Reclaiming the city’s canals

Reclaiming the 
city’s canals

A picture on the front page of The Independent tells it all: unabated grabbing of Meradia Canal has made the canal very narrow, choking the way of drainage of the capital’s relevant area. The mindless grabbing of city’s vital drainage is not limited to Meradia Canal only, the reality of the city’s other canals are more or less the same.

It is not true that the government did not take any step to rescue the city’s canals, but the grabbers seemed to be always more powerful than the government. In the past the Dhaka Water Supply and Sewerage Authority (DWASA) took a plan to recover encroached part of canals from illegal grabbers and then build walkways along them. The plan was taken up with the thought that this approach could finally save the canals. The walkways would also act as deterrents for the illegal encroachers.

The plan was indeed good. But the execution was not speedy. Walkways were made partially around the city’s different canals. Execution of the plan was delayed, it was reported that even parts of the two canals at Kalyanpur were re-encroached and new slums grew up again on the canals’ banks.

Therefore, any work of reclaiming canal in a slapdash manner will not help. It is difficult to understand why the government is failing to protect these canals. Even two decades ago, the Dhaka City had more than 100 canals that could effectively drain away rain water. But more than half of the canals just disappeared by now reducing the number of canals to around 40.

According to statistics, of these canals, 22 have completely dried up or have become completely clogged, and 21 are in moribund condition, due to encroachment. These remaining canals with the width of 10 to 30 meters and a total length of around 65 kms are now hardly able to drain away even 10 per cent of the storm water during the rainy season.

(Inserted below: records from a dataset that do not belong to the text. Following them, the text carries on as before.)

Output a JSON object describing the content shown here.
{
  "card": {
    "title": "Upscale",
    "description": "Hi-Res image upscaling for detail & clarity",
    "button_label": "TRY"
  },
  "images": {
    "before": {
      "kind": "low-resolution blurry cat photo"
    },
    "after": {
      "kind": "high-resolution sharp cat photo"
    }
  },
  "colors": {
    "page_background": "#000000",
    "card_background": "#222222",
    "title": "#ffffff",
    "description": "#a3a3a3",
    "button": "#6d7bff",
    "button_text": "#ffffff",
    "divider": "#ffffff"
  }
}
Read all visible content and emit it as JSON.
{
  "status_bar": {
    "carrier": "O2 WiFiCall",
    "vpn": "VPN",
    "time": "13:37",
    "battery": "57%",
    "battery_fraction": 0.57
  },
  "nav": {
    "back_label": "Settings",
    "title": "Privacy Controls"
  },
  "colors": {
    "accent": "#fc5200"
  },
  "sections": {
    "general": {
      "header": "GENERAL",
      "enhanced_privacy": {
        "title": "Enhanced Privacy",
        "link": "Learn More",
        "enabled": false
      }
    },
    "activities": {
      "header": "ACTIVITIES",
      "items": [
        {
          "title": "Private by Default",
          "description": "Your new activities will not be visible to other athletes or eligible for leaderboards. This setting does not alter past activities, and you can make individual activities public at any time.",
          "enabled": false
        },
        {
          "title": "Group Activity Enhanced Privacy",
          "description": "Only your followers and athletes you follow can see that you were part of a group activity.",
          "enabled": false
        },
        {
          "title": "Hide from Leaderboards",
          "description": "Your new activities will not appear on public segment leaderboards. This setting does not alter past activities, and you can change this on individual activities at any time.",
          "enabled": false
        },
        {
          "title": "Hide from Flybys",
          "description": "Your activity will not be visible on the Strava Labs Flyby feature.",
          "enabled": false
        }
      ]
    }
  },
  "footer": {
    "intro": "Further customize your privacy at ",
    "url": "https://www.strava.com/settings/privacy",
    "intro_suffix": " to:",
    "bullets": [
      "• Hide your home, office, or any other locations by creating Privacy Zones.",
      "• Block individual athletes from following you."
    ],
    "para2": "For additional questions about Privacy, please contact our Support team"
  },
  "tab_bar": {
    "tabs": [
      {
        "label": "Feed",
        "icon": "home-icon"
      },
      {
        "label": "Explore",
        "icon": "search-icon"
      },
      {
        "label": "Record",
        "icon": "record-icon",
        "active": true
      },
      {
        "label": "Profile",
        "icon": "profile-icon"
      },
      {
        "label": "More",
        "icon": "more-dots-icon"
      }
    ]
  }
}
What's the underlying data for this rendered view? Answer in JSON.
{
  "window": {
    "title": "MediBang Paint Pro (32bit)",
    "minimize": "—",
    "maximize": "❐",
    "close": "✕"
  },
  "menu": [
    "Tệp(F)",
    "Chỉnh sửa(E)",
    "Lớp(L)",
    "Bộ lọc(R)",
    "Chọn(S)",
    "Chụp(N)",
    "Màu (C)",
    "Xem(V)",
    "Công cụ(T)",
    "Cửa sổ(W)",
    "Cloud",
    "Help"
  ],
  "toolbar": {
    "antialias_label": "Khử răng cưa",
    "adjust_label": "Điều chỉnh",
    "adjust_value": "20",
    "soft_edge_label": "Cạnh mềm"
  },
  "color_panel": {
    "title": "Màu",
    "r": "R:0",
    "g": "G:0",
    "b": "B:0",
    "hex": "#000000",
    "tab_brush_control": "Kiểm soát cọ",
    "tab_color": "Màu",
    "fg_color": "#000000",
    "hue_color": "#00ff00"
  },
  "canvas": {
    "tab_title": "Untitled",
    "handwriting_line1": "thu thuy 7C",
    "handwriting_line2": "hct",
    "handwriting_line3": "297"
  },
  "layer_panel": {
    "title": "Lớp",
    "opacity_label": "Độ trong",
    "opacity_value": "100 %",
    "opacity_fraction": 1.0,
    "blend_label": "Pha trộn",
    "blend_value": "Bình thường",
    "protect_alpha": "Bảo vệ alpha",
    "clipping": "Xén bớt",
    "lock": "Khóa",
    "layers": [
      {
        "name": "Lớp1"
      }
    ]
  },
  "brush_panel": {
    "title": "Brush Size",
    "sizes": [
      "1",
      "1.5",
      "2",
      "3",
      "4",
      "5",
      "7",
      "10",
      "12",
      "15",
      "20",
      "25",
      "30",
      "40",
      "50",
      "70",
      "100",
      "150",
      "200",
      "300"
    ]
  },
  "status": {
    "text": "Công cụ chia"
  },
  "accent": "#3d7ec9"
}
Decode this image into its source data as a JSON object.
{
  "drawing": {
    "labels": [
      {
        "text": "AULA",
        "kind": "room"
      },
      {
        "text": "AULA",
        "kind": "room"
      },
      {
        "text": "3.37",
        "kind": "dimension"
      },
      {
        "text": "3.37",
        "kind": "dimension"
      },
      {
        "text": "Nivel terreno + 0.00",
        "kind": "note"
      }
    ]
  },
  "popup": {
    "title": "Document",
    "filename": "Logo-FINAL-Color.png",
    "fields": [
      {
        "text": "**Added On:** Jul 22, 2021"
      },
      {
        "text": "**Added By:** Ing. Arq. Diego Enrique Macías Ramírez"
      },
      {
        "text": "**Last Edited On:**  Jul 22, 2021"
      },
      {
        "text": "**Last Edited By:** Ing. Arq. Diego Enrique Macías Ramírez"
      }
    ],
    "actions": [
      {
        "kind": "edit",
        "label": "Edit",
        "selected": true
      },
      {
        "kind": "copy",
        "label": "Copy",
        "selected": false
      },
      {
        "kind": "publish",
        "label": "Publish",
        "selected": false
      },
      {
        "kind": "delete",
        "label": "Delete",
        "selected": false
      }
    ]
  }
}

Dhaka has a bad name for its traffic congestion and water logging. During the rainy season, the twin problems become just deplorable. Not surprisingly, the city is often placed among the worst liveable cities in the world. The condition of the city is fast deteriorating and the sooner the relevant authorities realise this, the better. It is not only Meradia Canal; recovery of all canals in the capital has become absolutely necessary.